*YOUR OBJECTIVE:* Without the images, output every record exactly as it appears.

━━━━━ GIVEN ENTRIES ━━━━━

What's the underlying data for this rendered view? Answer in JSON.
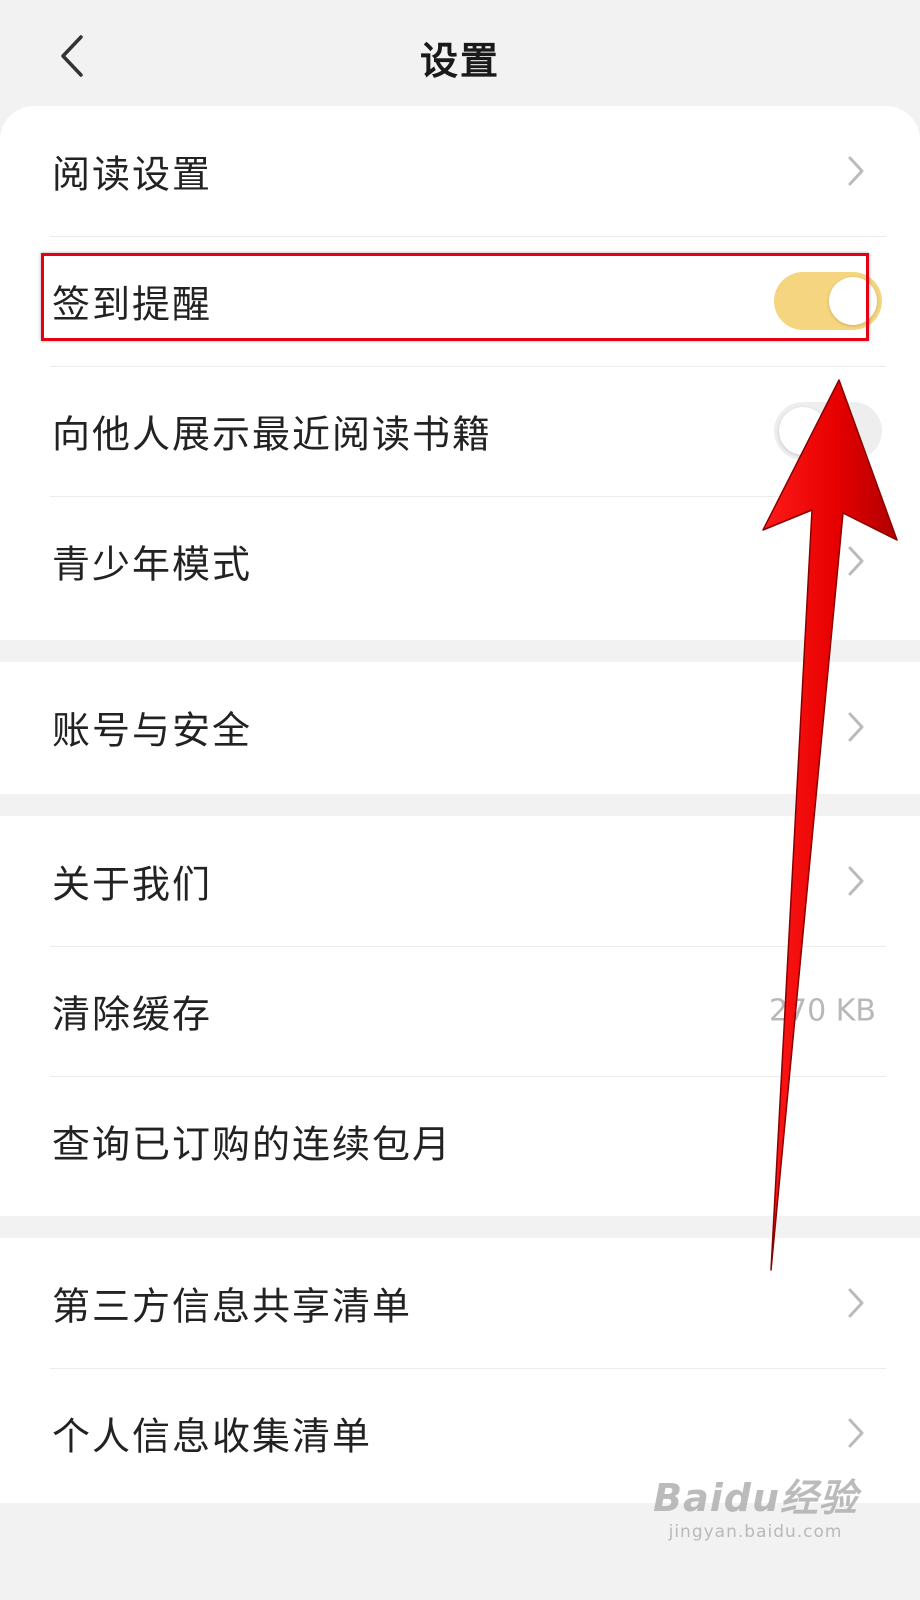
{
  "header": {
    "title": "设置"
  },
  "sections": [
    {
      "items": [
        {
          "label": "阅读设置",
          "control": "chevron"
        },
        {
          "label": "签到提醒",
          "control": "toggle",
          "on": true
        },
        {
          "label": "向他人展示最近阅读书籍",
          "control": "toggle",
          "on": false
        },
        {
          "label": "青少年模式",
          "control": "chevron"
        }
      ]
    },
    {
      "items": [
        {
          "label": "账号与安全",
          "control": "chevron"
        }
      ]
    },
    {
      "items": [
        {
          "label": "关于我们",
          "control": "chevron"
        },
        {
          "label": "清除缓存",
          "control": "value",
          "value": "270 KB"
        },
        {
          "label": "查询已订购的连续包月",
          "control": "none"
        }
      ]
    },
    {
      "items": [
        {
          "label": "第三方信息共享清单",
          "control": "chevron"
        },
        {
          "label": "个人信息收集清单",
          "control": "chevron"
        }
      ]
    }
  ],
  "watermark": {
    "brand": "Baidu经验",
    "url": "jingyan.baidu.com"
  },
  "colors": {
    "toggle_on": "#f5d57f",
    "toggle_off": "#eeeeee",
    "annotation": "#e30012"
  },
  "icons": [
    "back-arrow-icon",
    "chevron-right-icon",
    "red-arrow-annotation"
  ]
}
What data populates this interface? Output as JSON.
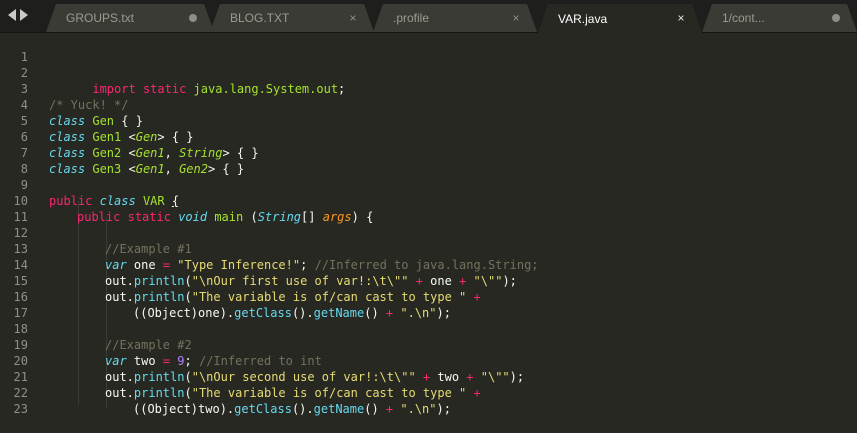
{
  "tabs": [
    {
      "label": "GROUPS.txt",
      "control": "dot"
    },
    {
      "label": "BLOG.TXT",
      "control": "×"
    },
    {
      "label": ".profile",
      "control": "×"
    },
    {
      "label": "VAR.java",
      "control": "×",
      "active": true
    },
    {
      "label": "1/cont...",
      "control": "dot"
    }
  ],
  "lines": [
    "1",
    "2",
    "3",
    "4",
    "5",
    "6",
    "7",
    "8",
    "9",
    "10",
    "11",
    "12",
    "13",
    "14",
    "15",
    "16",
    "17",
    "18",
    "19",
    "20",
    "21",
    "22",
    "23"
  ],
  "code": {
    "l1": [
      "import",
      " ",
      "static",
      " ",
      "java.lang.System.out",
      ";"
    ],
    "l3": "/* Yuck! */",
    "l4": [
      "class",
      " ",
      "Gen",
      " { }"
    ],
    "l5": [
      "class",
      " ",
      "Gen1",
      " <",
      "Gen",
      "> { }"
    ],
    "l6": [
      "class",
      " ",
      "Gen2",
      " <",
      "Gen1",
      ", ",
      "String",
      "> { }"
    ],
    "l7": [
      "class",
      " ",
      "Gen3",
      " <",
      "Gen1",
      ", ",
      "Gen2",
      "> { }"
    ],
    "l9": [
      "public",
      " ",
      "class",
      " ",
      "VAR",
      " ",
      "{"
    ],
    "l10": [
      "public",
      " ",
      "static",
      " ",
      "void",
      " ",
      "main",
      " (",
      "String",
      "[] ",
      "args",
      ") {"
    ],
    "l12": "//Example #1",
    "l13": [
      "var",
      " one ",
      "=",
      " ",
      "\"Type Inference!\"",
      "; ",
      "//Inferred to java.lang.String;"
    ],
    "l14": [
      "out.",
      "println",
      "(",
      "\"\\nOur first use of var!:\\t\\\"\"",
      " ",
      "+",
      " one ",
      "+",
      " ",
      "\"\\\"\"",
      ");"
    ],
    "l15": [
      "out.",
      "println",
      "(",
      "\"The variable is of/can cast to type \"",
      " ",
      "+"
    ],
    "l16": [
      "((Object)one).",
      "getClass",
      "().",
      "getName",
      "() ",
      "+",
      " ",
      "\".\\n\"",
      ");"
    ],
    "l18": "//Example #2",
    "l19": [
      "var",
      " two ",
      "=",
      " ",
      "9",
      "; ",
      "//Inferred to int"
    ],
    "l20": [
      "out.",
      "println",
      "(",
      "\"\\nOur second use of var!:\\t\\\"\"",
      " ",
      "+",
      " two ",
      "+",
      " ",
      "\"\\\"\"",
      ");"
    ],
    "l21": [
      "out.",
      "println",
      "(",
      "\"The variable is of/can cast to type \"",
      " ",
      "+"
    ],
    "l22": [
      "((Object)two).",
      "getClass",
      "().",
      "getName",
      "() ",
      "+",
      " ",
      "\".\\n\"",
      ");"
    ]
  }
}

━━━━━

*TASK RESPONSE:*
What's the underlying data for this rendered view? Answer in JSON.
{
  "header": {
    "title": "设置"
  },
  "sections": [
    {
      "items": [
        {
          "label": "阅读设置",
          "control": "chevron"
        },
        {
          "label": "签到提醒",
          "control": "toggle",
          "on": true
        },
        {
          "label": "向他人展示最近阅读书籍",
          "control": "toggle",
          "on": false
        },
        {
          "label": "青少年模式",
          "control": "chevron"
        }
      ]
    },
    {
      "items": [
        {
          "label": "账号与安全",
          "control": "chevron"
        }
      ]
    },
    {
      "items": [
        {
          "label": "关于我们",
          "control": "chevron"
        },
        {
          "label": "清除缓存",
          "control": "value",
          "value": "270 KB"
        },
        {
          "label": "查询已订购的连续包月",
          "control": "none"
        }
      ]
    },
    {
      "items": [
        {
          "label": "第三方信息共享清单",
          "control": "chevron"
        },
        {
          "label": "个人信息收集清单",
          "control": "chevron"
        }
      ]
    }
  ],
  "watermark": {
    "brand": "Baidu经验",
    "url": "jingyan.baidu.com"
  },
  "colors": {
    "toggle_on": "#f5d57f",
    "toggle_off": "#eeeeee",
    "annotation": "#e30012"
  },
  "icons": [
    "back-arrow-icon",
    "chevron-right-icon",
    "red-arrow-annotation"
  ]
}
What data populates this interface? Output as JSON.
{
  "tabs": [
    {
      "label": "GROUPS.txt",
      "control": "dot"
    },
    {
      "label": "BLOG.TXT",
      "control": "×"
    },
    {
      "label": ".profile",
      "control": "×"
    },
    {
      "label": "VAR.java",
      "control": "×",
      "active": true
    },
    {
      "label": "1/cont...",
      "control": "dot"
    }
  ],
  "lines": [
    "1",
    "2",
    "3",
    "4",
    "5",
    "6",
    "7",
    "8",
    "9",
    "10",
    "11",
    "12",
    "13",
    "14",
    "15",
    "16",
    "17",
    "18",
    "19",
    "20",
    "21",
    "22",
    "23"
  ],
  "code": {
    "l1": [
      "import",
      " ",
      "static",
      " ",
      "java.lang.System.out",
      ";"
    ],
    "l3": "/* Yuck! */",
    "l4": [
      "class",
      " ",
      "Gen",
      " { }"
    ],
    "l5": [
      "class",
      " ",
      "Gen1",
      " <",
      "Gen",
      "> { }"
    ],
    "l6": [
      "class",
      " ",
      "Gen2",
      " <",
      "Gen1",
      ", ",
      "String",
      "> { }"
    ],
    "l7": [
      "class",
      " ",
      "Gen3",
      " <",
      "Gen1",
      ", ",
      "Gen2",
      "> { }"
    ],
    "l9": [
      "public",
      " ",
      "class",
      " ",
      "VAR",
      " ",
      "{"
    ],
    "l10": [
      "public",
      " ",
      "static",
      " ",
      "void",
      " ",
      "main",
      " (",
      "String",
      "[] ",
      "args",
      ") {"
    ],
    "l12": "//Example #1",
    "l13": [
      "var",
      " one ",
      "=",
      " ",
      "\"Type Inference!\"",
      "; ",
      "//Inferred to java.lang.String;"
    ],
    "l14": [
      "out.",
      "println",
      "(",
      "\"\\nOur first use of var!:\\t\\\"\"",
      " ",
      "+",
      " one ",
      "+",
      " ",
      "\"\\\"\"",
      ");"
    ],
    "l15": [
      "out.",
      "println",
      "(",
      "\"The variable is of/can cast to type \"",
      " ",
      "+"
    ],
    "l16": [
      "((Object)one).",
      "getClass",
      "().",
      "getName",
      "() ",
      "+",
      " ",
      "\".\\n\"",
      ");"
    ],
    "l18": "//Example #2",
    "l19": [
      "var",
      " two ",
      "=",
      " ",
      "9",
      "; ",
      "//Inferred to int"
    ],
    "l20": [
      "out.",
      "println",
      "(",
      "\"\\nOur second use of var!:\\t\\\"\"",
      " ",
      "+",
      " two ",
      "+",
      " ",
      "\"\\\"\"",
      ");"
    ],
    "l21": [
      "out.",
      "println",
      "(",
      "\"The variable is of/can cast to type \"",
      " ",
      "+"
    ],
    "l22": [
      "((Object)two).",
      "getClass",
      "().",
      "getName",
      "() ",
      "+",
      " ",
      "\".\\n\"",
      ");"
    ]
  }
}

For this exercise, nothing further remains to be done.